Privacy and data protection were hot topics in 2015 in Brazil – from data breaches to misuse of personal data and from bills of law to criminal investigations. Never have those topics been so discussed in the country. And the trend will probably not fade away in this year beginning anew.
In the end of 2015, Whatsapp was blocked nationwide in Brazil. The company allegedly did not comply with a request for logs and content of communications between users investigated for criminal activities. The company argued that not only it was necessary to protect the privacy of its user, but also it needed to comply with both U.S. and Brazilian privacy laws, which established the need to use international means of judicial cooperation in order to render the data. For that, the service remained stalled in the country until the blocking was lifted by a writ of mandamus filed by Whatsapp Inc. in Brazil.

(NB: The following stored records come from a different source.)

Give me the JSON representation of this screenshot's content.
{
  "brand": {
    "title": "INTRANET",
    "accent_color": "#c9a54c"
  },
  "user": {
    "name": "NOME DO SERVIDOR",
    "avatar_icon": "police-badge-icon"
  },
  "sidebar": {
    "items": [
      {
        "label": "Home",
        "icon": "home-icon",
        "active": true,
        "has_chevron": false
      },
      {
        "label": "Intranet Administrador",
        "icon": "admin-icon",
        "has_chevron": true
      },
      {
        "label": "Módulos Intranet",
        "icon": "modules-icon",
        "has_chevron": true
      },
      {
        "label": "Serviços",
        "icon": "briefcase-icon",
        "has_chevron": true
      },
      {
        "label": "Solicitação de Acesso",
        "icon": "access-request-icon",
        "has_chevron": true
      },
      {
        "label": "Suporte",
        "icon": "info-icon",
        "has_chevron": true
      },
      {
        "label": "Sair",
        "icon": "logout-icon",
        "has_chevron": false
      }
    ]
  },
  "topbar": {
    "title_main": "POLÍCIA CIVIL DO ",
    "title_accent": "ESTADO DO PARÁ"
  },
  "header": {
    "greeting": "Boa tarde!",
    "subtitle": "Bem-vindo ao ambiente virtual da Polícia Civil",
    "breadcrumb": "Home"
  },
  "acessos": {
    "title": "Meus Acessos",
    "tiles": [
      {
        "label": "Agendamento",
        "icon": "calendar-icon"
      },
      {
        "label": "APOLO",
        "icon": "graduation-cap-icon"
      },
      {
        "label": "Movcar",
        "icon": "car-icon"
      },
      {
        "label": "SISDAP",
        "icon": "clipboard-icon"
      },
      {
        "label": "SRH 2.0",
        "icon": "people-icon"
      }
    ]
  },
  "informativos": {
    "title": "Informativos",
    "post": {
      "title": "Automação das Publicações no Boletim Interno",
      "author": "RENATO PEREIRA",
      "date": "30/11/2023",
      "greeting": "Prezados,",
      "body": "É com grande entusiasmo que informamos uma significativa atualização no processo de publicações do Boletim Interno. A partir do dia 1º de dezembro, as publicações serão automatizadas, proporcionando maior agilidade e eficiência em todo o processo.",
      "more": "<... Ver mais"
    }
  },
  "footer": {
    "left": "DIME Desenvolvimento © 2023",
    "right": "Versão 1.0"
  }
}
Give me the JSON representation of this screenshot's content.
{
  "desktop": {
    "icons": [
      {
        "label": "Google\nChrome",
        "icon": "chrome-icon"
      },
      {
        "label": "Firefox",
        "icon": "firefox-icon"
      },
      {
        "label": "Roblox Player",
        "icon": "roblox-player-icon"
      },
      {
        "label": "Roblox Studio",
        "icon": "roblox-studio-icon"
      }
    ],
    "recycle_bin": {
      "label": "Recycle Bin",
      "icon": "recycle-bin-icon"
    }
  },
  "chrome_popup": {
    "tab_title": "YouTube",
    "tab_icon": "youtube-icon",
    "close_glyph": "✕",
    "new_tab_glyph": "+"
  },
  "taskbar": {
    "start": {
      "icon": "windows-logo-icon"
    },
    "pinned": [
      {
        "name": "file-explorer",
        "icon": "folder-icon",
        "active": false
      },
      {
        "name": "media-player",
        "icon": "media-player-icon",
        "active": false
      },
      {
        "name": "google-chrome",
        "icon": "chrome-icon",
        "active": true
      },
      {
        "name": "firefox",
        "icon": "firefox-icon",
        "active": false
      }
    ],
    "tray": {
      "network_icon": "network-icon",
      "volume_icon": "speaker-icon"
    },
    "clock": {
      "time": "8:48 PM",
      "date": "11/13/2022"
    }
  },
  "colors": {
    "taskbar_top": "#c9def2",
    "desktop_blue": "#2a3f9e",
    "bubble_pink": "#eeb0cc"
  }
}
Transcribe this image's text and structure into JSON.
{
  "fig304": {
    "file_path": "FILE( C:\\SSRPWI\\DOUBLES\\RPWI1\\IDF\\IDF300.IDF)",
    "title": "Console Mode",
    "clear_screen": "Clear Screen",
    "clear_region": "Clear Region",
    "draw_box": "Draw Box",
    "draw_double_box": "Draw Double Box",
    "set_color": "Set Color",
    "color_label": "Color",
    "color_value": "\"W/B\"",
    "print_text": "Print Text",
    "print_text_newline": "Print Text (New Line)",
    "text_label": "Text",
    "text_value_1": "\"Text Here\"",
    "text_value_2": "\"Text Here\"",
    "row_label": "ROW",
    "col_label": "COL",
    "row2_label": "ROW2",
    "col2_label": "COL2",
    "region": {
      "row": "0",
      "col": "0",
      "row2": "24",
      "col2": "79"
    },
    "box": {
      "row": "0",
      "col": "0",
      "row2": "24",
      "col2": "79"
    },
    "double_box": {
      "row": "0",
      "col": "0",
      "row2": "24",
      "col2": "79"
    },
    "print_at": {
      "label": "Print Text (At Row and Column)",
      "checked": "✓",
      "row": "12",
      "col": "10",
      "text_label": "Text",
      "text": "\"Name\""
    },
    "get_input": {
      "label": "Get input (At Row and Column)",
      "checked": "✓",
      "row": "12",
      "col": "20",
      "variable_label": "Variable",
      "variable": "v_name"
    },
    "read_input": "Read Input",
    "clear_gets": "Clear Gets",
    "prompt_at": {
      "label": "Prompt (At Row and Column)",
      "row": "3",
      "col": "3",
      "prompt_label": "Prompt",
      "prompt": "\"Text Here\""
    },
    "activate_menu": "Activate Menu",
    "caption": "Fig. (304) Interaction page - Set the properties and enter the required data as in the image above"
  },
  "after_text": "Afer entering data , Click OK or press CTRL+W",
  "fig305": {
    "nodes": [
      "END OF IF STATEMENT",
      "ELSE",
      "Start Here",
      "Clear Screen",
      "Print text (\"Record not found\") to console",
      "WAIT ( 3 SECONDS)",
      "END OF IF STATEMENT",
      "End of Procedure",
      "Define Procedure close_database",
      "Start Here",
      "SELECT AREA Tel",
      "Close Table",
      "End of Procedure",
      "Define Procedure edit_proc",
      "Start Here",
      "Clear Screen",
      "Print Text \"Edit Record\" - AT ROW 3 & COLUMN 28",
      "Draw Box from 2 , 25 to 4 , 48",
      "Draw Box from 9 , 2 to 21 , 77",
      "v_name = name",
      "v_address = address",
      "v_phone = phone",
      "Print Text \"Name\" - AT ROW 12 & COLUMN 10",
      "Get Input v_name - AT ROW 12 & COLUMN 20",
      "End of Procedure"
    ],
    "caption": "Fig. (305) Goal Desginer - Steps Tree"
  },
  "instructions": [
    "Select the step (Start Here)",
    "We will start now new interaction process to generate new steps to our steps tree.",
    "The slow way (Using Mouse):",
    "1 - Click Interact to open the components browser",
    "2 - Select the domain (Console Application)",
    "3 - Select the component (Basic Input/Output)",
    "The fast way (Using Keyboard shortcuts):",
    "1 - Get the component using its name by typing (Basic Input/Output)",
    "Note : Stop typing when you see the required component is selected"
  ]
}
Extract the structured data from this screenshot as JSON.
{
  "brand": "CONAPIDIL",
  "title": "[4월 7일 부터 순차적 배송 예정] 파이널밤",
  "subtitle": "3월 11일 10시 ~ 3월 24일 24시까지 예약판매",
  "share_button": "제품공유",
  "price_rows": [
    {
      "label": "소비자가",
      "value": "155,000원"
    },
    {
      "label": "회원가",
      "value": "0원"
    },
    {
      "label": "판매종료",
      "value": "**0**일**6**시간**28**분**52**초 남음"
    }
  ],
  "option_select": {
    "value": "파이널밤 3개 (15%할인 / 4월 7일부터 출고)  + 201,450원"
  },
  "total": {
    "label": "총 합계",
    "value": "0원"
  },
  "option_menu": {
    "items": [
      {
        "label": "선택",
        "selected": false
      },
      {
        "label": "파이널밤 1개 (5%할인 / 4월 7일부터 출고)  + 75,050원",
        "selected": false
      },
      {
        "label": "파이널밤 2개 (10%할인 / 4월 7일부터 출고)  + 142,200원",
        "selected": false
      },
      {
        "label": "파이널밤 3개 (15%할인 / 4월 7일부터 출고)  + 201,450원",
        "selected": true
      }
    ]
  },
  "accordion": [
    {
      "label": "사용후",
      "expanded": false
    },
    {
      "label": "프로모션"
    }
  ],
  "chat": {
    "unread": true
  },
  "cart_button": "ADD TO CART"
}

This was not the first attempt to block an Internet service in Brazil. Since 2006, services like Youtube, Google, Orkut, Facebook, Secret and Uber, just to mention a few, have been targeted with similar court orders – from blocking to requesting to remove the app from smartphones and app stores – which have all been halted after they were considered disproportional.
2015 was stage to several bills of law about protection of personal data. One, in particular, fondly entitled “Spy Bill” by Internet civil society members and academics, aimed on strengthening data retention capabilities and allowing public authorities to request data without court orders. Another one was focused on providing the right to be forgotten to Brazilian citizens without establishing any criteria. In practice, if an Internet user was upset, he or she could directly request the Internet service to remove the content, without the need of judicial oversight (curiously, the rapporteur of the bill is one of the most investigated members of the Brazilian House of Representatives).
But the most discussed project is not even a bill of law, yet. The bill on the protection of personal data is still a draft, but overwhelming discussions about it were held during the first semester of the year, and a (almost) final version was released in October with several improvements, such as:
The draft was clearly influenced by the European General Data Protection. The draft will probably become a proper bill of law and then referred to either the Senate or the House of Representatives.
Also, in 2014, the Brazilian Internet Civil Right Framework came into effect, but several provisions still need to be regulated by presidential decree, including some related to data protection, such as data retention by Internet services. The Ministry of Justice, the Federal Telecommunications Agency and the Brazilian Internet Steering Committee all held multistakeholder discussions aiming on providing a proper regulation, but so far the executive branch has not issued its decree. The norm is anxiously waited for in 2016.
With new business models focusing on the Brazilian market, the regulation of new technologies is also a hot topic, and some of them do need to include discussions involving the protection of personal data. For example, the City of São Paulo is currently discussing how to regulate services like Uber and Lyft and other transportation business models. One of the provisions of the proposed regulation is to share the transportation data with the city in order to improve the use of public spaces and urban mobility. However, even with the argument that the data to be shared is anonymous, one of the things that big data has shown is that there might not be such a thing as anonymous data. Therefore, these attempts to regulate new technologies and services do have to include discussion on how to protect the privacy and personal data of their users.
Hence, 2016 will for sure be an even more interesting year for privacy and data protection. Not only in Brazil, but worldwide. Let the games begin!
Originally published at IAPP Privacy Tracker: https://iapp.org/news/a/brazil-2016-trends-for-privacy-and-data-protection/
Advogado. Professor da Universidade Presbiteriana Mackenzie. Doutorando em Engenharia da Computação pela Universidade de São Paulo. LL.M. em Direito e Tecnologia pela New York University e pela National University of Singapore. Mestre em Direito Constitucional pela Universidade Federal do Ceará.